This means that the back wheel would turn $4$ times more than the front wheel ($2000$ times).
Therefore, the back wheel must get more wear and tear because it goes round more times than the front wheel does.
Also, half of the circumference of the wheel is greater than the diameter of the tyre.

Ah, but how do we know that?

Well, Daniel suggests using good sense and logic to figure out that half the circumference is bigger than the diameter:

Just look at a circle and you can see.

There is agreement with Daniel from Camilla, Phillippa, Hannah and Laura, all from The Mount School:

The diameter is a straight line.

What we do know is that the shortest distance between two points is a straight line. So, the arc of the circle or curve of the circumference will make it longer than the straight line of the diameter.

Now, why is it that half of the circumference is greater than the diameter, or the diameter is less than half of the circumference?

My guess is that you want to know if the diameter is more or less than the distance around half of the circumference ...

... said Catherine wisely. She went on to give a wonderful mathematical explanation of her thinking:

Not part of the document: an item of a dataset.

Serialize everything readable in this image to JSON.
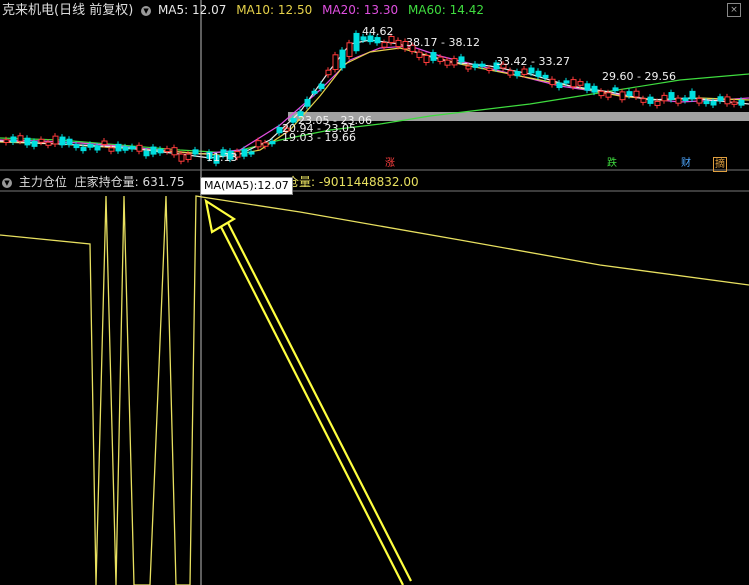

The equation for the circumference is $C$ (circumference) $= 2 \times \pi \times R$ (radius)
This means that in the case of the bigger tyre, the circumference is $2$m.
Therefore, half of the circumference is $1$m.
This means that $2$m $= 2 \times \pi \times R$ and the radius works out to be $0.318$.
Because the diameter is twice the radius, the diameter would be $0.636$m.
The diameter is less than the $1$ metre distance around half of the circumference.
With the smaller tyre, with a circumference of $0.5$ metre, the radius works out to be $0.08$m, and diameter is $0.16$ metres. Again, this is smaller than half the circumference.

Christine says:

I think that the diameter will always be less than half of the circumference.

Do you agree with her?

The answers above were supported by Jason and Matthew from Tattingstone School and Crewe, Errington, Porter, and Croft as well as Tom ("the Tornado"), who wrote how he "is enjoying this - I love maths". Good for you Tom!